Skepticism, brand prejudice, rubber rumors … these are a few reason’s why I initially doubted the new Women’s Lotus by Mad Rock. So I began
climbing in the Lotus exclusively while warming up, unwilling to risk trying out a new shoe while repointing, or worse, during an onsight. I would put on the downturned velcro slippers, remind my belayer I was in new shoes, and start analyzing them with every move as I lazily made my way up the handful of sport climbs I have ridiculously dialed.
About three weeks into my routine of warming-up in the Lotus, however, I absent-mindedly ventured into unknown territory. As I pulled into a short crux on a route I’d never climbed I looked down … oh no! I had forgotten to switch back to my “tried and true” shoes, and I was cruxing.
I instinctually let out a defeated “Take!” but luckily, my belayer was slow to take up slack. As I sucked into the wall, awaiting the tension of the
rope, I pulled through the crux, screaming “No, don’t take!”
Embarrassment aside, I pressed on and closed-in on a rare first-try send. By the time I clipped the chains, the Lotus had officially impressed me.
The Mad Rock Lotus is a women’s specific performance slipper that has been designed for “tackling comps and especially overhanging terrain,” according to Mad Rock. The shoe is moderately downturned with a slight asymmetry. The shoe has a neoprene split tongue and single hook-and-loop closure tab that criss-crosses the top of the shoe. The closure secures the shoe well, but the strap keeps the split tongue from opening completely.
The initial fit is snug and aggressively sized—meaning don’t downsize at all with the Lotus. For example, I wear a size 8 street shoe and wore the
Lotus in an 8.5 for a true performance fit. Over time the synthetic Syn Flex uppers stretched out only slightly, less than a half size. If you don’t like insanely tight shoes, size up. The shoe fit my mid-volume foot well with no gapping or puckering.
Mad Rock preaches the gospel of performance without pain, and I’m now a believer. The Lotus strikes a balance between tension and comfort without heavily sacrificing power to the toe. The shoe securely cups your mid-foot thanks to the elastic Arch Flex system. The midsole on the Lotus is quite soft, so on any terrain except for steeply overhanging routes, you’ll be relying on foot strength. After a long, gently overhanging pitch with a lot of stemming, my feet were noticeably tired. The toe-box is stiffer than the mid-sole, and left me wanting a bit more sensitivity for precise smears.
I’ve worn the Lotus while sport climbing on both limestone and granite and while training in the gym. They’ve excelled on all overhanging terrain, and can heel or toe hook as well as any shoe I’ve ever worn. The extra flange of rubber on the heel cup didn’t improve my heel hooking ability, but it stayed comfortably in place. The Science Friction 3.0 rubber performed well on all surfaces, with average durability.
This shoe would be a great option for women looking to transition from an all-around shoe into a sport-climbing and bouldering-oriented pair.
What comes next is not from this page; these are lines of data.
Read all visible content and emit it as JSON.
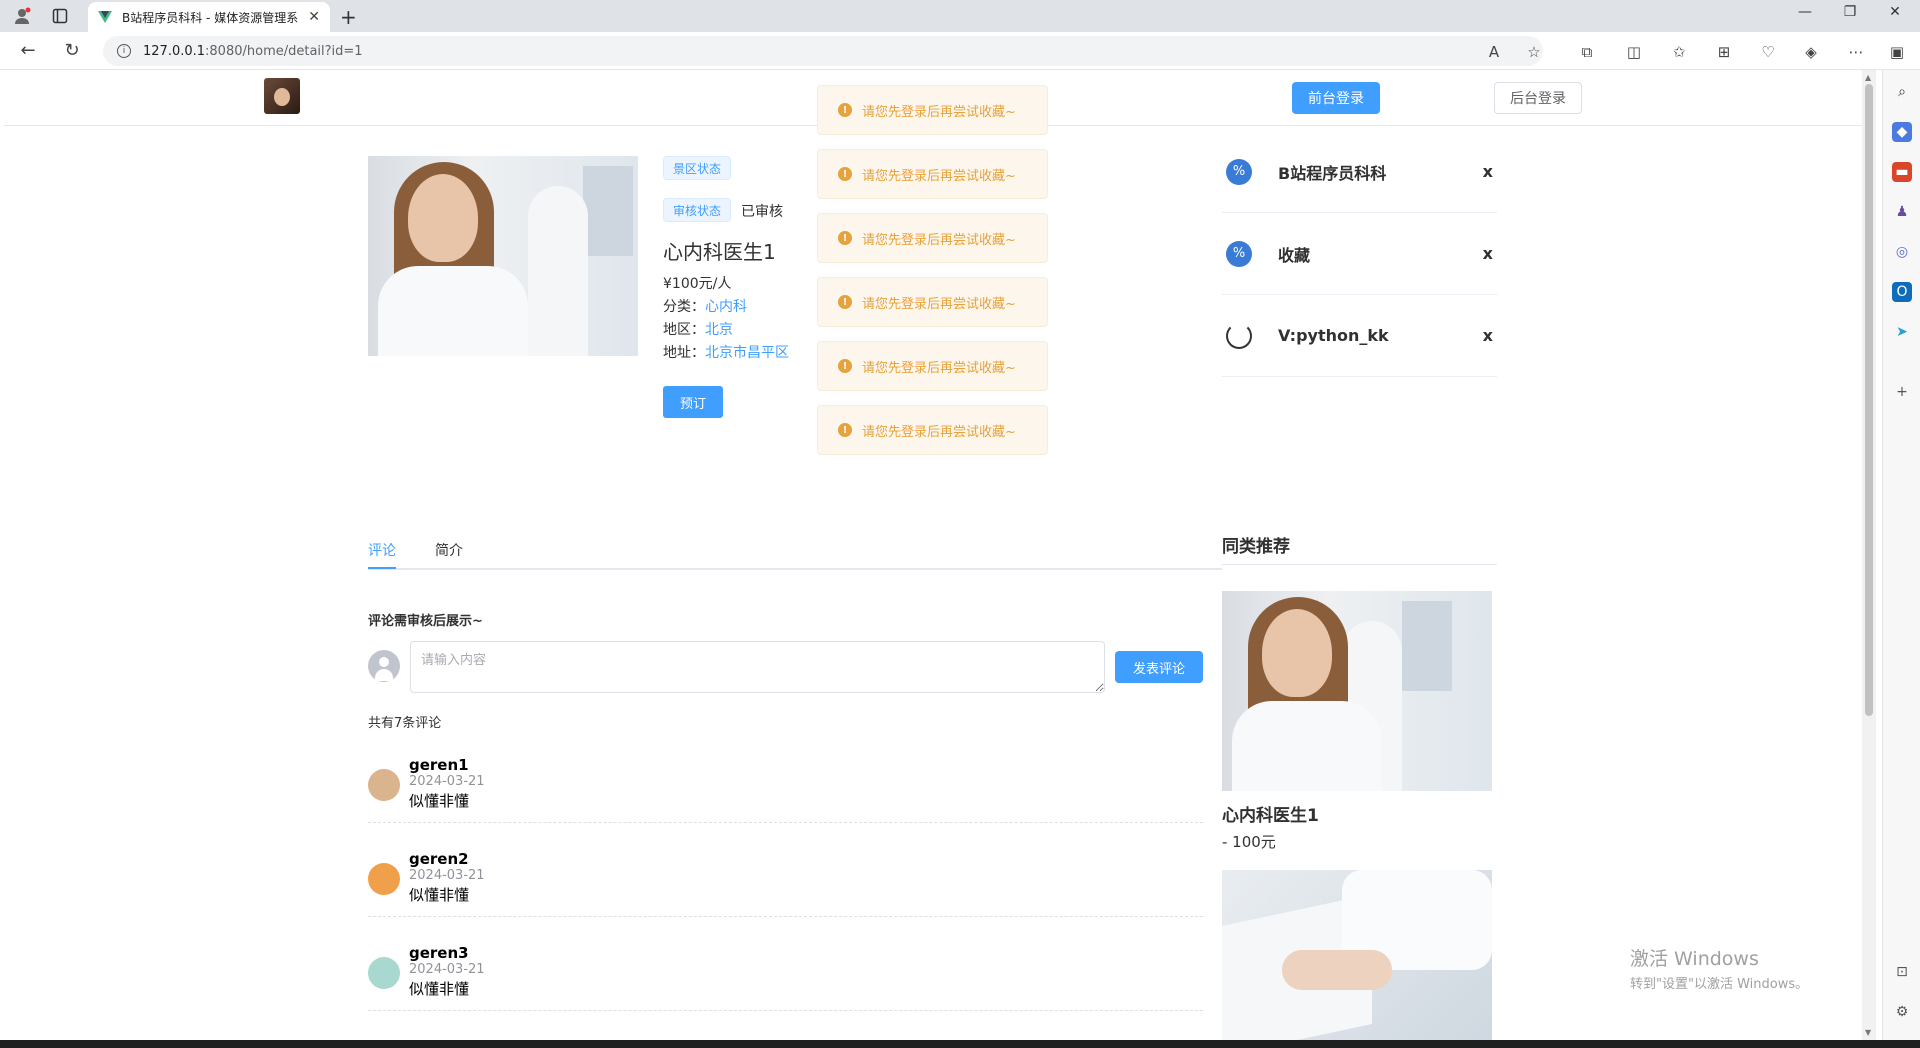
{
  "browser": {
    "tab_title": "B站程序员科科 - 媒体资源管理系",
    "url_host": "127.0.0.1",
    "url_path": ":8080/home/detail?id=1"
  },
  "header": {
    "front_login": "前台登录",
    "back_login": "后台登录"
  },
  "product": {
    "tag_scenic": "景区状态",
    "tag_audit": "审核状态",
    "audit_value": "已审核",
    "title": "心内科医生1",
    "price": "¥100元/人",
    "category_label": "分类：",
    "category_value": "心内科",
    "region_label": "地区：",
    "region_value": "北京",
    "address_label": "地址：",
    "address_value": "北京市昌平区",
    "book_button": "预订"
  },
  "warnings": [
    "请您先登录后再尝试收藏~",
    "请您先登录后再尝试收藏~",
    "请您先登录后再尝试收藏~",
    "请您先登录后再尝试收藏~",
    "请您先登录后再尝试收藏~",
    "请您先登录后再尝试收藏~"
  ],
  "side_list": [
    {
      "label": "B站程序员科科",
      "close": "x",
      "icon": "percent-icon"
    },
    {
      "label": "收藏",
      "close": "x",
      "icon": "percent-icon"
    },
    {
      "label": "V:python_kk",
      "close": "x",
      "icon": "refresh-icon"
    }
  ],
  "tabs": {
    "comments": "评论",
    "intro": "简介"
  },
  "comment_form": {
    "note": "评论需审核后展示~",
    "placeholder": "请输入内容",
    "submit": "发表评论"
  },
  "comment_count": "共有7条评论",
  "comments": [
    {
      "name": "geren1",
      "date": "2024-03-21",
      "text": "似懂非懂",
      "avatar_color": "#d9b48c"
    },
    {
      "name": "geren2",
      "date": "2024-03-21",
      "text": "似懂非懂",
      "avatar_color": "#f0a04b"
    },
    {
      "name": "geren3",
      "date": "2024-03-21",
      "text": "似懂非懂",
      "avatar_color": "#a8d8d0"
    }
  ],
  "recommend": {
    "title": "同类推荐",
    "item1_name": "心内科医生1",
    "item1_price": "- 100元"
  },
  "watermark": {
    "line1": "激活 Windows",
    "line2": "转到\"设置\"以激活 Windows。"
  },
  "colors": {
    "primary": "#409eff",
    "warning": "#e6a23c",
    "warning_bg": "#fdf6ec"
  }
}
If you’ve been hesitant to commit to a downturned, asymmetrical shoe because of price, the women’s Lotus is a great shoe to try. At $119, the Lotus provides a performance shape without breaking the bank. The Lotus is also an economical and comfortable choice for gym climbing. I will certainly be seen happily sporting the Lotus all winter in the gym.
One qualm I had with the Lotus is its looks. Recently someone inquired about my apparent “love of purple.” I looked down at my purple and teal pair of Lotus, my purple harness and remembered the purple pom pom on my winter hat. In truth, purple is not my favorite color, but it is a palette commonly forced upon female climbers who want to wear gear tailored to our bodies. We also love green, blue, red, yellow, really the entire spectrum. Please, gear manufactures, I don’t want to dress like My Little Pony any longer.
ABOUT THE RATING: These shoes combine performance, comfort and a very reasonable price point. I gave them four stars because I would like a bit more sensitivity in the toe area, and because the closure system kept the shoe from opening completely.
Ratings range from one to five stars. 5 stars The best in its class, with no major shortcomings and competitive pricing. 4 stars Product is among the best and innovative, but can have one or two minor flaws. An overly high price can count as a flaw. 3 stars Good but average, with no standout or innovative feature. Might have more than two minor flaws. 2 stars Has a serious flaw or shortcoming that compromises performance. 1 star Gear has serious issues and isn’t recommended.